Wow, so many attitudes have changed over the past few decades. Society has changed in countless ways. Some changes seem beneficial and others don’t. Some changes are perhaps, just changes and neither good nor bad. It seems one change for women is to feel they are able to take greater responsibility for themselves. This is both in terms of providing for themselves financially/ setting goals and also accepting responsibility for their actions.
With many more women in the workforce today than in the 1950s there has been an increase in the number of woman independent of a man’s wage. Some women share financial responsibility for a household with their husband or partner. There are single women who support themselves and single mothers who are responsible for providing financially for themselves plus their children, perhaps with the help of a Centrelink payment or child support from the father.
When we talk in terms of self development and refer to ‘taking responsibility for yourself’ it is not financial responsibility that we have in mind. What do we mean?
Taking responsibility for yourself means doing what you can to make things happen in your life and also accepting responsibility when you make a mistake. However, sometimes things don’t work out as we planned and it’s not our fault because the events actually were beyond our control. If we take responsibility for ourselves we won’t make a big deal out of blaming someone or something else. Instead of waiting for another person to fix things we will see what we can to improve the situation.
When you take responsibility for yourself you have more control of your life and feel better about life. Instead of being passive and playing the role of victim you take an active role. This doesn’t mean everything will always go your way but it does mean you are more likely to achieve your goals. It also means you won’t be one of those people who, although middle aged, are still blaming their parents or school teachers for everything that hasn’t worked out for them.
Those who take responsibility
• Make their own decisions
• Set personal goals
• Don’t blame others
• Have a positive outlook because they believe they are not powerless
• Earn the respect of others
• Acknowledge their weaknesses and strengths
An important aspect of taking responsibility is being willing to take a deep breath and admit, ‘I messed up,’ and then work out how to fix the situation or make amends. If you are honest, people are more likely to forgive you than if you blame others or try to cover up. You will feel better about yourself and this is the most important thing.
I wonder if it was more difficult to take responsibility for yourself and your actions in times gone past when women were expected to marry young and devote themselves to raising a large family. I ask this because it seems society encouraged dependence, first on your father and then on a husband. Women were discouraged from pursuing further education and many were told to leave school once they passed the compulsory age. They were not encouraged to ask questions or have their own opinion on ‘the big issues’.

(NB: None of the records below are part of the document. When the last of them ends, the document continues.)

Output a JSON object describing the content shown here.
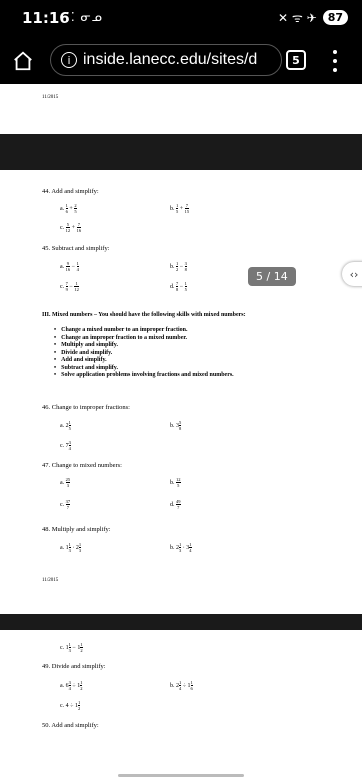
{
  "status_bar": {
    "time": "11:16",
    "notification_icons": "⁚⁚ ᓂᓄ",
    "signal_icons": "✕ ᯤ ✈",
    "battery": "87"
  },
  "browser": {
    "url": "inside.lanecc.edu/sites/d",
    "tab_count": "5"
  },
  "pdf": {
    "page_indicator": "5 / 14",
    "date_top": "11/2015",
    "date_bottom": "11/2015",
    "q44_title": "44. Add and simplify:",
    "q45_title": "45. Subtract and simplify:",
    "section3_title": "III. Mixed numbers – You should have the following skills with mixed numbers:",
    "skills": [
      "Change a mixed number to an improper fraction.",
      "Change an improper fraction to a mixed number.",
      "Multiply and simplify.",
      "Divide and simplify.",
      "Add and simplify.",
      "Subtract and simplify.",
      "Solve application problems involving fractions and mixed numbers."
    ],
    "q46_title": "46. Change to improper fractions:",
    "q47_title": "47. Change to mixed numbers:",
    "q48_title": "48. Multiply and simplify:",
    "q49_title": "49. Divide and simplify:",
    "q50_title": "50. Add and simplify:",
    "labels": {
      "a": "a.",
      "b": "b.",
      "c": "c.",
      "d": "d."
    },
    "ops": {
      "plus": "+",
      "minus": "−",
      "times": "·",
      "div": "÷"
    },
    "q44": {
      "a": [
        [
          "1",
          "6"
        ],
        [
          "2",
          "5"
        ]
      ],
      "b": [
        [
          "1",
          "5"
        ],
        [
          "7",
          "15"
        ]
      ],
      "c": [
        [
          "5",
          "12"
        ],
        [
          "7",
          "16"
        ]
      ]
    },
    "q45": {
      "a": [
        [
          "9",
          "16"
        ],
        [
          "1",
          "4"
        ]
      ],
      "b": [
        [
          "1",
          "2"
        ],
        [
          "3",
          "8"
        ]
      ],
      "c": [
        [
          "7",
          "9"
        ],
        [
          "1",
          "12"
        ]
      ],
      "d": [
        [
          "7",
          "8"
        ],
        [
          "1",
          "5"
        ]
      ]
    },
    "q46": {
      "a": {
        "whole": "2",
        "num": "1",
        "den": "5"
      },
      "b": {
        "whole": "3",
        "num": "5",
        "den": "8"
      },
      "c": {
        "whole": "7",
        "num": "3",
        "den": "4"
      }
    },
    "q47": {
      "a": [
        "25",
        "3"
      ],
      "b": [
        "12",
        "5"
      ],
      "c": [
        "37",
        "7"
      ],
      "d": [
        "49",
        "7"
      ]
    },
    "q48": {
      "a": [
        {
          "whole": "1",
          "num": "1",
          "den": "3"
        },
        {
          "whole": "2",
          "num": "1",
          "den": "3"
        }
      ],
      "b": [
        {
          "whole": "2",
          "num": "1",
          "den": "3"
        },
        {
          "whole": "3",
          "num": "1",
          "den": "4"
        }
      ],
      "c": [
        {
          "whole": "1",
          "num": "1",
          "den": "3"
        },
        {
          "whole": "1",
          "num": "1",
          "den": "2"
        }
      ]
    },
    "q49": {
      "a": [
        {
          "whole": "6",
          "num": "3",
          "den": "4"
        },
        {
          "whole": "1",
          "num": "1",
          "den": "2"
        }
      ],
      "b": [
        {
          "whole": "2",
          "num": "1",
          "den": "4"
        },
        {
          "whole": "1",
          "num": "1",
          "den": "6"
        }
      ],
      "c": [
        {
          "whole": "4",
          "num": "",
          "den": ""
        },
        {
          "whole": "1",
          "num": "1",
          "den": "2"
        }
      ]
    }
  }
}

Married women were often referred to as ‘the little woman’. They were given a limited allowance for running the house and buying groceries. I saw an article about sexist advertisements from the fifties. An ad for electrical goods like toasters and electric jugs suggested a woman tell her husband which appliance she wanted as a present .If he didn’t head off to get it for her straight away it was recommended she ‘cry a little’.
Women, single or married, were sometimes called ‘the weaker sex’ and ads like this support the image. These attitudes did not encourage women to take responsibility for themselves. It doesn't seem the concept would fit with the attitudes or the reality of life in the fifties.